About Bushmills 29 Year Old Pedro Ximenez Cask Single Malt Irish Whiskey
The history of Bushmills is a storied one, steeped in history. In 1608, King James I of England granted Sir Thomas Phillips — the governor of Bushmills, County Antrim in Northern Ireland — a license to distill on his territory. Even in those early years, before the Old Bushmills Distillery Company was officially established (Hugh Anderson did so in 1784, and registered the first-ever trademark for the pot still), historical accounts show that a great quantity of whiskey was produced there. And though several events — including a disastrous fire in 1885, as well as World War II — halted production at the Old Bushmills Distillery, the distillery determinedly fought on. Bushmills remains an icon in Irish Whiskey, its picturesque facilities a popular tourist destination.
The distillery was purchased by Isaac Wolfson at the end of World War II. Then the Irish Whiskey industry dried to a trickle. Bushmills was one of only two distilleries in Ireland in 1972, until it was taken over by Irish Distillers. This gave Irish Distillers complete control of whiskey production in Ireland. In June 1988, Irish Distillers was bought by French liquor group Pernod Ricard, and then in June 2005, the distillery was bought by Diageo. Bushmills is now in the hands of Jose Cuervo and celebrated its 400th anniversary in 2008.
This expression is a wonderfully mature 29-year-old Irish single malt. The whiskey was triple distilled in 1992. It was then left to mature for more than a decade in hand-picked bourbon casks.
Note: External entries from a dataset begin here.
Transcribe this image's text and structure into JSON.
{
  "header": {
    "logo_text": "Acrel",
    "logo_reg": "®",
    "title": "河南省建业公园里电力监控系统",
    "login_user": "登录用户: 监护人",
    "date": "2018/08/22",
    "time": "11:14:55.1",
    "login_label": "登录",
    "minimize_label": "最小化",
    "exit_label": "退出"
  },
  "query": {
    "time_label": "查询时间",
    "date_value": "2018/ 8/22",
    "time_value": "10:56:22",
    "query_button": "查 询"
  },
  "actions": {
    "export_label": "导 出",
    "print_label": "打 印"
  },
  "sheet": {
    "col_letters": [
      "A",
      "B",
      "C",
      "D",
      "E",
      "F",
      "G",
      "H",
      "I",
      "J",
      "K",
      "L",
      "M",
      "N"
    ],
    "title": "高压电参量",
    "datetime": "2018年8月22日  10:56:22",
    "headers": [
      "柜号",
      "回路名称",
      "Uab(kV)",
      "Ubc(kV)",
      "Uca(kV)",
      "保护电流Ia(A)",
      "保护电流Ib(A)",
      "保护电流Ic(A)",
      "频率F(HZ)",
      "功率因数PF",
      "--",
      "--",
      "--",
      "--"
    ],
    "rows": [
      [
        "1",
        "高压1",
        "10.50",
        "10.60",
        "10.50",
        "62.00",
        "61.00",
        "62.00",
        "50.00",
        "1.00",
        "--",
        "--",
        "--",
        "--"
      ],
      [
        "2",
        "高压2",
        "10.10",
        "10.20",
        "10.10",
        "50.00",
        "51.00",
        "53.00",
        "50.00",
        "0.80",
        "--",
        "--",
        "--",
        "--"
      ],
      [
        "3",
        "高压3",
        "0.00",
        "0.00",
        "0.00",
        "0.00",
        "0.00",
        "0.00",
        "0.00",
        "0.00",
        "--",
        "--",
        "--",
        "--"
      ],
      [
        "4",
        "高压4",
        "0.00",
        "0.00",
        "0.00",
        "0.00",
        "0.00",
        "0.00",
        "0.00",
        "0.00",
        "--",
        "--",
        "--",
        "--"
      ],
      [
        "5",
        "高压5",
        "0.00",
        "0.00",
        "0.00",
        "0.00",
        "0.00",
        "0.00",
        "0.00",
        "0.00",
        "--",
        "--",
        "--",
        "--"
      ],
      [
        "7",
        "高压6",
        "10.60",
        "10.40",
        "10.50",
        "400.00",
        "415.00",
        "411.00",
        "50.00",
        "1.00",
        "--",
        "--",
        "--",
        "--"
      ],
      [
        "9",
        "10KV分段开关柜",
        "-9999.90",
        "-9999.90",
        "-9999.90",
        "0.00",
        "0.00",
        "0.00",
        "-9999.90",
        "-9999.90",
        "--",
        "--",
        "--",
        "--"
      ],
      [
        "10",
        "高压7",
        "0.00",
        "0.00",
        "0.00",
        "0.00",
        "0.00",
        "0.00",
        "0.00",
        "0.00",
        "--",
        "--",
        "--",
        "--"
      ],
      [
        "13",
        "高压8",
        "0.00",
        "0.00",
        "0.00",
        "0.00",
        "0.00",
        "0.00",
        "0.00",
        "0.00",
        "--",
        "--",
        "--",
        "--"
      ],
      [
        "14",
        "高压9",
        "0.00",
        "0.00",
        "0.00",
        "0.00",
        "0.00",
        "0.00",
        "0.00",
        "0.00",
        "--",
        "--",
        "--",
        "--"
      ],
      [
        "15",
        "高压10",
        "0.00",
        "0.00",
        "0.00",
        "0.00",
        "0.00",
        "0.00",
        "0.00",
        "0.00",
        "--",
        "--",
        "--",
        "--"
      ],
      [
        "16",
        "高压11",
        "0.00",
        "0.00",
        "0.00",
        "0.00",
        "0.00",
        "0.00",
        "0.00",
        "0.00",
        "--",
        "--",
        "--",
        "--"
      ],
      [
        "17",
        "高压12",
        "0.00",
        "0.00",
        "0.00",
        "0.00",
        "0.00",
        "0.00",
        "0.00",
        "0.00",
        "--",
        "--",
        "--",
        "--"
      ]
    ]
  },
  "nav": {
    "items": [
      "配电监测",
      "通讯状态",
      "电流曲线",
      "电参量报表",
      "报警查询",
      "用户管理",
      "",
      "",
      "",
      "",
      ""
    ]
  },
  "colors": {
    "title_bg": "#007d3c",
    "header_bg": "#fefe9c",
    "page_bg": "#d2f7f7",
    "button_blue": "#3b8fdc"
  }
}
It was re-casked in 2004 and finished in Pedro Ximenez sherry casks, before being bottled at a cask strength of 106 proof, without chill filtration. Seeing how the spirit spent more than half of its life in sherry casks, it's a rich, sweet, and fruity whiskey with notes of dried fruit, praline, orange zest, vanilla, toffee, and clove.
Get your bottle of this Irish single malt today!
In the words of Master Distiller Colum Egan, the world’s oldest licensed whiskey is not good because it’s old, but rather it’s the other way around. Granted the royal license to distill in 1608, Bushmills is located in the village of Bushmills on the north coast of Ireland. Embedded in the lives of the locals who work side by side in this legendary distillery, the water is sourced from the River Bush that flows through the village.
More than 400 years later, Bushmills is still delighting its loyal fans with new offerings. The distillery weathered everything from a disastrous fire, the Prohibition and devastating grain taxes because of its uncompromising commitment to quality – even when other Irish whiskeys were forever changed due to a tax on barley, this legendary distillery continued distilling single malt whiskey in the traditional way, never substituting barley for corn or other inferior grains. Among its endless accolades, the distillery boasts the only Gold Medal for whiskey ever to be awarded at the Paris 1889 Expo.
About Irish Whiskey
Contrary to popular belief that Scots invented whisk(e)y, Irish whiskey was mentioned almost a century before its Scottish brother.
Its origin comes from the perfume distilling monks who decided to tweak the recipe a bit, creating Irish whiskey.
Irish whiskey doesn’t have a lot of rules and regulations to be considered “pure” and can be made with various grains and processes, as long as it is aged for at least three years in wooden casks and has a max ABV of 94.8%.
If you’d like to check out our impressive selection of “Uisce Beatha,” find your new favorite in the Best reviewed Irish whiskeys, and explore our treasury of rare & hard to find Irish whiskeys.